1 teaspoon baking powder
1⁄2 cup shortening plus 1 tablespoon
1 cup milk
Melt shortening in heavy pot. Add meat. Cook until the pink is gone.
Add vegetables and season to taste. (Season well, as meat will lose seasoning during frying.) When the meat is completely done and the vegetables glazed, remove from heat and drain excess liquid. Stir in 1 tablespoon of flour.
For the crust:
Sift dry ingredients together. Cut in shortening. Beat egg and add to milk. Work gradually into dry ingredients until proper consistency to roll. Refrigerate for 30 minutes.
Break into small pieces and roll very thin. Cut into rounds using a saucer as a guide.
Place a large tablespoon of prepared meat along edge and halfway in the center of round dough. Fold the other half over, making edges meet and seal with water. Form edges with fork. Refrigerate again for 30 minutes. Drop in deep fat and cook until golden brown. Drain and serve hot.
Serves: 18 pies
Southern hospitality flows through the town like the Cane River and the welcome mat is always out. Natchitoches, Louisiana is a sportsman’s paradise and home to Northwestern State University, festivals, historic homes and plantations, bed and breakfasts galore, quaint shops and excellent restaurants.
Natchitoches, Louisiana is a great destination for day tripping, a weekend getaway or a stay for a week or two visit. USA Today readers know what they are talking about.
Christmas lights from around the world brought to you by holiday spirit, magnificent talent, skill and style extraordinaire, and historical architectural wonders of the world as seen through the lens of talented photographers.
Fifth Avenue~ New York, New York
Mann’s Grauman Chinese Theater~ Hollywood, California
Jackson Square~ New Orleans, Louisiana
Empire State Building~ New York, New York
Galleria Vittorio Emanuele~ Milan, Italy
Shops in Seiffen, Germany

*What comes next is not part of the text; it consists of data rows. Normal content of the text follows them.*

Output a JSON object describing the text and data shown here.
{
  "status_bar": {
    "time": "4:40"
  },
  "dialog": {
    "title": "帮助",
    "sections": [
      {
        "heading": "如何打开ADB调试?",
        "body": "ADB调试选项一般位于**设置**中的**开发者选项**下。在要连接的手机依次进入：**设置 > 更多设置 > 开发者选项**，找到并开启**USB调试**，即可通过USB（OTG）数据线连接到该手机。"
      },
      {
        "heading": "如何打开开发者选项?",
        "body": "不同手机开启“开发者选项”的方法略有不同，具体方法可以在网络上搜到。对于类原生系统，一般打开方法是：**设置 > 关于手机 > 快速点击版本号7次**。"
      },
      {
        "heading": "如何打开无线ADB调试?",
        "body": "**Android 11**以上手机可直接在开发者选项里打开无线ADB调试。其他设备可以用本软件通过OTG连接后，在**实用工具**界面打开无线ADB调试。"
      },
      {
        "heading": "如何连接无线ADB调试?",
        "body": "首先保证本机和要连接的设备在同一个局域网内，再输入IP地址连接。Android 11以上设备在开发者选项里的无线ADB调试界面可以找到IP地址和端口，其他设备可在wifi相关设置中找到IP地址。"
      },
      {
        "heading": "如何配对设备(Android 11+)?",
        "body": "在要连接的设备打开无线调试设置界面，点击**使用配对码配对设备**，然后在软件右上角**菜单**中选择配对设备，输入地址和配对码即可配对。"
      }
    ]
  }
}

U.S. Capital~ Washington, DC
Caesars Palace~ Las Vegas, Nevada
Auckland, New Zealand
Rockefeller Center~ New York, New York
Melksham, United Kingdom
calle de Alcala~ Madrid, Spain
Champs-Élysées~ Paris, France
Buckingham Palace~ London, England
La Grande Place~ Brussels, Belgium
Fifth Avenue: Don Emmert/AFP/Getty Images
Mann’s Grauman Chinese Theater: Stephen Shugerman/Getty Images